---- DATA SHOWN
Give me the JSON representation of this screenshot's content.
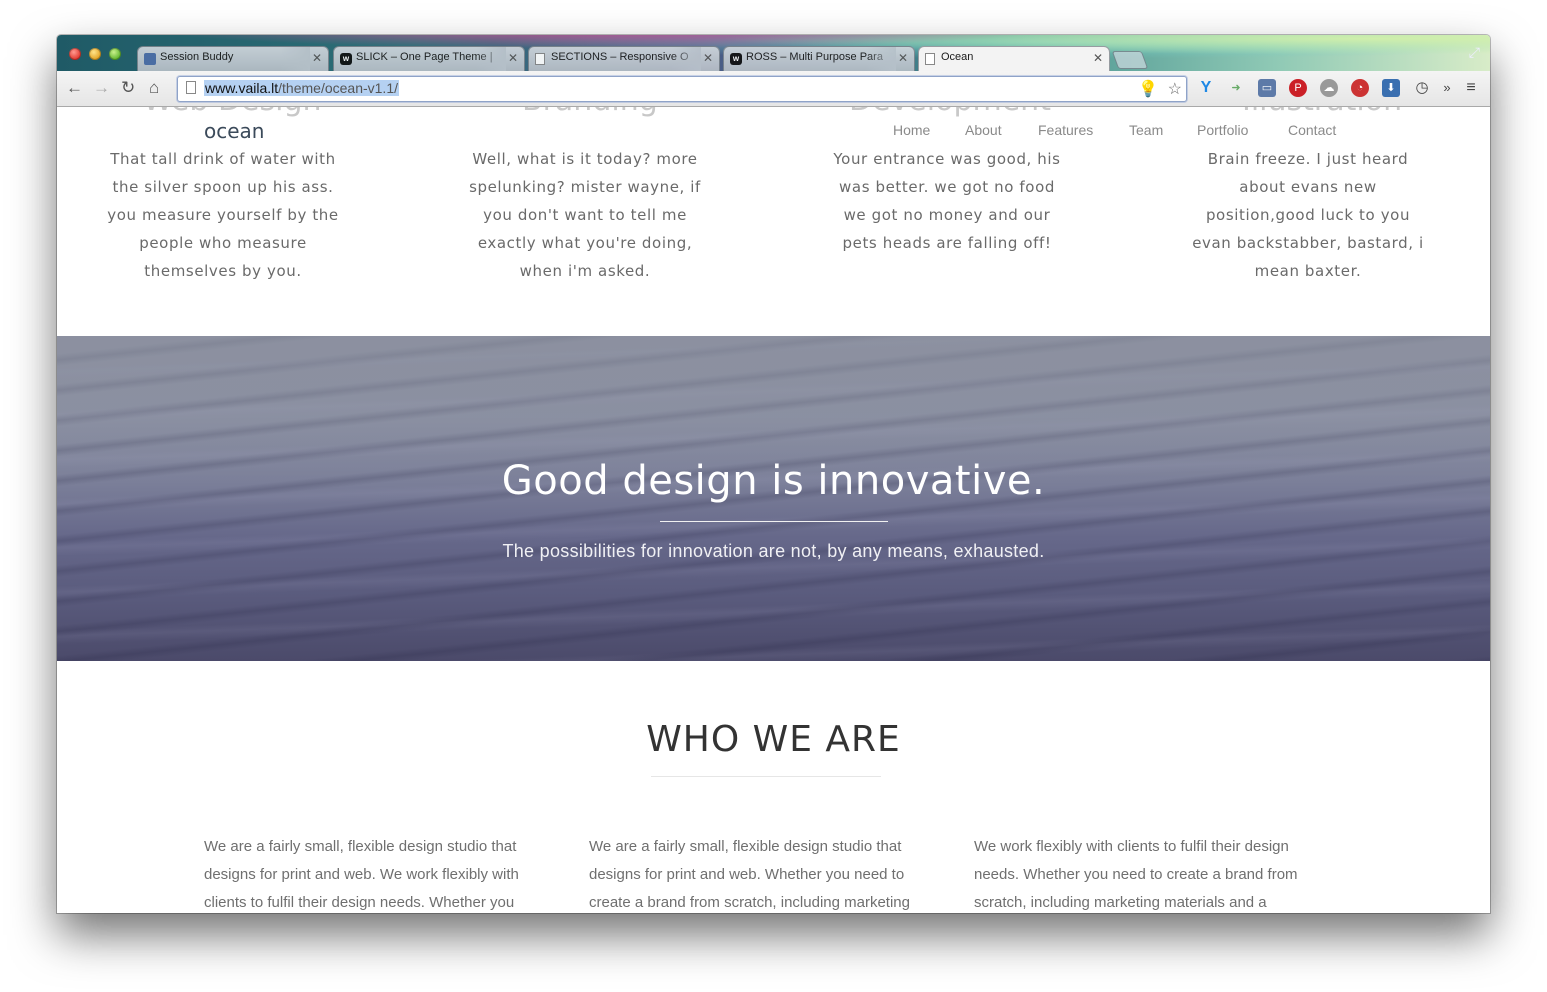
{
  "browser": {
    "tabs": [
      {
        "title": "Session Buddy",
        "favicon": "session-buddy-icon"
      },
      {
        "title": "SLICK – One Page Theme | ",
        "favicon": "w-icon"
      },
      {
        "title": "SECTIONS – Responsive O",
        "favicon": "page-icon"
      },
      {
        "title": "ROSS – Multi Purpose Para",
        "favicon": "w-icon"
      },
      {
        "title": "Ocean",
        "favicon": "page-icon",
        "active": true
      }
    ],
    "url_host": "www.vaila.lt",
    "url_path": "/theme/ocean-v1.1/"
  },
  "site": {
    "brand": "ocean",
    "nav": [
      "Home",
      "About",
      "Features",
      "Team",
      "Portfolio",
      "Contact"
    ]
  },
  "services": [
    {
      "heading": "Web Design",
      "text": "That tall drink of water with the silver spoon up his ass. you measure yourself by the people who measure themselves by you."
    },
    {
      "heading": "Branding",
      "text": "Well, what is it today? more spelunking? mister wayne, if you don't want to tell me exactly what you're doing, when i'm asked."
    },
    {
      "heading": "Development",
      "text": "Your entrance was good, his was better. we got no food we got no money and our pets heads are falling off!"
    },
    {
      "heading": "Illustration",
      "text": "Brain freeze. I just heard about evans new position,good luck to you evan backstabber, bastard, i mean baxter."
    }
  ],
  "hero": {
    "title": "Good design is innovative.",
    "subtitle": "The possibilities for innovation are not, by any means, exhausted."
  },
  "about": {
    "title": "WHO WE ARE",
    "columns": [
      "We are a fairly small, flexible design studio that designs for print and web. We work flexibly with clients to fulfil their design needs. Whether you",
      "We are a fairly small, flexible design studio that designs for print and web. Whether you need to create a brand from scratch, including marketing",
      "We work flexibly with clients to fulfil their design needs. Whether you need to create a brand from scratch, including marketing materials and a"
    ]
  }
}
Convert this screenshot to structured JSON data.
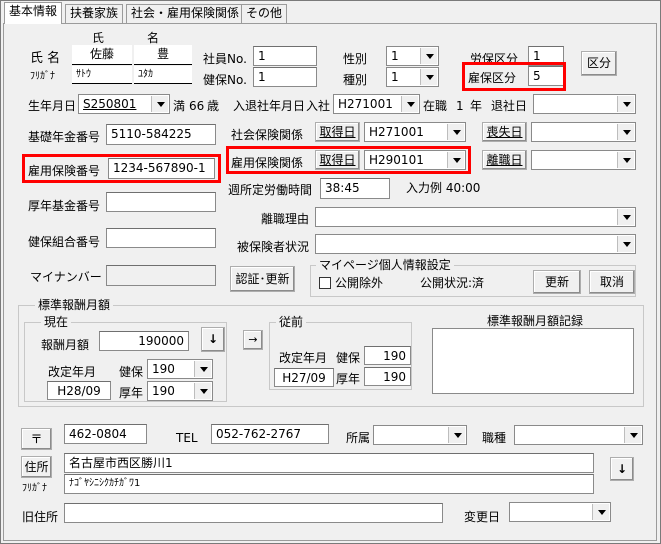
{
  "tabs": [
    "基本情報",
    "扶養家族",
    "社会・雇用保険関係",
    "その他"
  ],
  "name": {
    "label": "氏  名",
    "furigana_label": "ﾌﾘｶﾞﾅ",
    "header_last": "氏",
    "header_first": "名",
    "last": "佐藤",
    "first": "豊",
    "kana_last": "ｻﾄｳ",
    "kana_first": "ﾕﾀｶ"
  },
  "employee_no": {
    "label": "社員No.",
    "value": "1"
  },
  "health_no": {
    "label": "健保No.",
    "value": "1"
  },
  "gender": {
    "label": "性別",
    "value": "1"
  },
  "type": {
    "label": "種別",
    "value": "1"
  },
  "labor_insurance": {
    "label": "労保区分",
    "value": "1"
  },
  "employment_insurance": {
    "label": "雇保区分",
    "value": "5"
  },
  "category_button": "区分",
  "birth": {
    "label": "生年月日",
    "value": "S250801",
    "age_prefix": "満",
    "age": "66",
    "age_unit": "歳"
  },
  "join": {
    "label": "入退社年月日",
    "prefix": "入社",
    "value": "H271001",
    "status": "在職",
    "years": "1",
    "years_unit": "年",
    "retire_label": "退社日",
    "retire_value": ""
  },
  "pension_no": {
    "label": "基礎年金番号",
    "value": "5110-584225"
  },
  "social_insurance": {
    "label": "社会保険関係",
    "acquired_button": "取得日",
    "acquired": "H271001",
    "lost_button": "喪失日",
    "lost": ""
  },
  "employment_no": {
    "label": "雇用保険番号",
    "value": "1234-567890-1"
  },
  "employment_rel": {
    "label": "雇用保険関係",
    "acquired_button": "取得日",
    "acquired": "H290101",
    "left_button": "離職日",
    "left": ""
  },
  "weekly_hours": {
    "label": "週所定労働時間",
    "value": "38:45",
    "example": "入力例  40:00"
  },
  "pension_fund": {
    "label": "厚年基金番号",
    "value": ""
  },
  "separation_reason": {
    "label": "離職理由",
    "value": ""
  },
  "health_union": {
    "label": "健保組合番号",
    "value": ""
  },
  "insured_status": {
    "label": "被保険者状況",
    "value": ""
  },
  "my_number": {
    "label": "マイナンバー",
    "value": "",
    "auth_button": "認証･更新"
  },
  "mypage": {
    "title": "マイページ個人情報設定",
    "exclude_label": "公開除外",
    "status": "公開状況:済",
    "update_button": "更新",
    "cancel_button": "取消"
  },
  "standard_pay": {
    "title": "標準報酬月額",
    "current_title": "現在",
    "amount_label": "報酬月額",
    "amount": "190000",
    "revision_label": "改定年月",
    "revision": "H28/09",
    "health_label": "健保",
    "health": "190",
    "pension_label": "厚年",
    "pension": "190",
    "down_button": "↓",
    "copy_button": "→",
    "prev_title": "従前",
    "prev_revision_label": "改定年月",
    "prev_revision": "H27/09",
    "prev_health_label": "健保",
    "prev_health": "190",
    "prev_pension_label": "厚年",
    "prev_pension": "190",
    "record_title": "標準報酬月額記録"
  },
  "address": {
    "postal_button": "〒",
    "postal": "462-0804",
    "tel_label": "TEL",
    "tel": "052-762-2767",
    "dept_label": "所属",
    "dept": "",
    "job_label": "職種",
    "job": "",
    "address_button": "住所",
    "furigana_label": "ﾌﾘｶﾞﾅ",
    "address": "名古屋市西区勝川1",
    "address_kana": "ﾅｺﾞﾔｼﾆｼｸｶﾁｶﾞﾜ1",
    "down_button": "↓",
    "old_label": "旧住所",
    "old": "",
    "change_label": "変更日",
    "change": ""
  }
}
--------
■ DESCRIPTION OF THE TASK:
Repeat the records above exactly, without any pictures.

■ TASK SOLUTION:
Give me the JSON representation of this screenshot's content.
{
  "browser": {
    "tabs": [
      {
        "title": "Session Buddy",
        "favicon": "session-buddy-icon"
      },
      {
        "title": "SLICK – One Page Theme | ",
        "favicon": "w-icon"
      },
      {
        "title": "SECTIONS – Responsive O",
        "favicon": "page-icon"
      },
      {
        "title": "ROSS – Multi Purpose Para",
        "favicon": "w-icon"
      },
      {
        "title": "Ocean",
        "favicon": "page-icon",
        "active": true
      }
    ],
    "url_host": "www.vaila.lt",
    "url_path": "/theme/ocean-v1.1/"
  },
  "site": {
    "brand": "ocean",
    "nav": [
      "Home",
      "About",
      "Features",
      "Team",
      "Portfolio",
      "Contact"
    ]
  },
  "services": [
    {
      "heading": "Web Design",
      "text": "That tall drink of water with the silver spoon up his ass. you measure yourself by the people who measure themselves by you."
    },
    {
      "heading": "Branding",
      "text": "Well, what is it today? more spelunking? mister wayne, if you don't want to tell me exactly what you're doing, when i'm asked."
    },
    {
      "heading": "Development",
      "text": "Your entrance was good, his was better. we got no food we got no money and our pets heads are falling off!"
    },
    {
      "heading": "Illustration",
      "text": "Brain freeze. I just heard about evans new position,good luck to you evan backstabber, bastard, i mean baxter."
    }
  ],
  "hero": {
    "title": "Good design is innovative.",
    "subtitle": "The possibilities for innovation are not, by any means, exhausted."
  },
  "about": {
    "title": "WHO WE ARE",
    "columns": [
      "We are a fairly small, flexible design studio that designs for print and web. We work flexibly with clients to fulfil their design needs. Whether you",
      "We are a fairly small, flexible design studio that designs for print and web. Whether you need to create a brand from scratch, including marketing",
      "We work flexibly with clients to fulfil their design needs. Whether you need to create a brand from scratch, including marketing materials and a"
    ]
  }
}
Convert this screenshot to structured JSON data.
{
  "tabs": [
    "基本情報",
    "扶養家族",
    "社会・雇用保険関係",
    "その他"
  ],
  "name": {
    "label": "氏  名",
    "furigana_label": "ﾌﾘｶﾞﾅ",
    "header_last": "氏",
    "header_first": "名",
    "last": "佐藤",
    "first": "豊",
    "kana_last": "ｻﾄｳ",
    "kana_first": "ﾕﾀｶ"
  },
  "employee_no": {
    "label": "社員No.",
    "value": "1"
  },
  "health_no": {
    "label": "健保No.",
    "value": "1"
  },
  "gender": {
    "label": "性別",
    "value": "1"
  },
  "type": {
    "label": "種別",
    "value": "1"
  },
  "labor_insurance": {
    "label": "労保区分",
    "value": "1"
  },
  "employment_insurance": {
    "label": "雇保区分",
    "value": "5"
  },
  "category_button": "区分",
  "birth": {
    "label": "生年月日",
    "value": "S250801",
    "age_prefix": "満",
    "age": "66",
    "age_unit": "歳"
  },
  "join": {
    "label": "入退社年月日",
    "prefix": "入社",
    "value": "H271001",
    "status": "在職",
    "years": "1",
    "years_unit": "年",
    "retire_label": "退社日",
    "retire_value": ""
  },
  "pension_no": {
    "label": "基礎年金番号",
    "value": "5110-584225"
  },
  "social_insurance": {
    "label": "社会保険関係",
    "acquired_button": "取得日",
    "acquired": "H271001",
    "lost_button": "喪失日",
    "lost": ""
  },
  "employment_no": {
    "label": "雇用保険番号",
    "value": "1234-567890-1"
  },
  "employment_rel": {
    "label": "雇用保険関係",
    "acquired_button": "取得日",
    "acquired": "H290101",
    "left_button": "離職日",
    "left": ""
  },
  "weekly_hours": {
    "label": "週所定労働時間",
    "value": "38:45",
    "example": "入力例  40:00"
  },
  "pension_fund": {
    "label": "厚年基金番号",
    "value": ""
  },
  "separation_reason": {
    "label": "離職理由",
    "value": ""
  },
  "health_union": {
    "label": "健保組合番号",
    "value": ""
  },
  "insured_status": {
    "label": "被保険者状況",
    "value": ""
  },
  "my_number": {
    "label": "マイナンバー",
    "value": "",
    "auth_button": "認証･更新"
  },
  "mypage": {
    "title": "マイページ個人情報設定",
    "exclude_label": "公開除外",
    "status": "公開状況:済",
    "update_button": "更新",
    "cancel_button": "取消"
  },
  "standard_pay": {
    "title": "標準報酬月額",
    "current_title": "現在",
    "amount_label": "報酬月額",
    "amount": "190000",
    "revision_label": "改定年月",
    "revision": "H28/09",
    "health_label": "健保",
    "health": "190",
    "pension_label": "厚年",
    "pension": "190",
    "down_button": "↓",
    "copy_button": "→",
    "prev_title": "従前",
    "prev_revision_label": "改定年月",
    "prev_revision": "H27/09",
    "prev_health_label": "健保",
    "prev_health": "190",
    "prev_pension_label": "厚年",
    "prev_pension": "190",
    "record_title": "標準報酬月額記録"
  },
  "address": {
    "postal_button": "〒",
    "postal": "462-0804",
    "tel_label": "TEL",
    "tel": "052-762-2767",
    "dept_label": "所属",
    "dept": "",
    "job_label": "職種",
    "job": "",
    "address_button": "住所",
    "furigana_label": "ﾌﾘｶﾞﾅ",
    "address": "名古屋市西区勝川1",
    "address_kana": "ﾅｺﾞﾔｼﾆｼｸｶﾁｶﾞﾜ1",
    "down_button": "↓",
    "old_label": "旧住所",
    "old": "",
    "change_label": "変更日",
    "change": ""
  }
}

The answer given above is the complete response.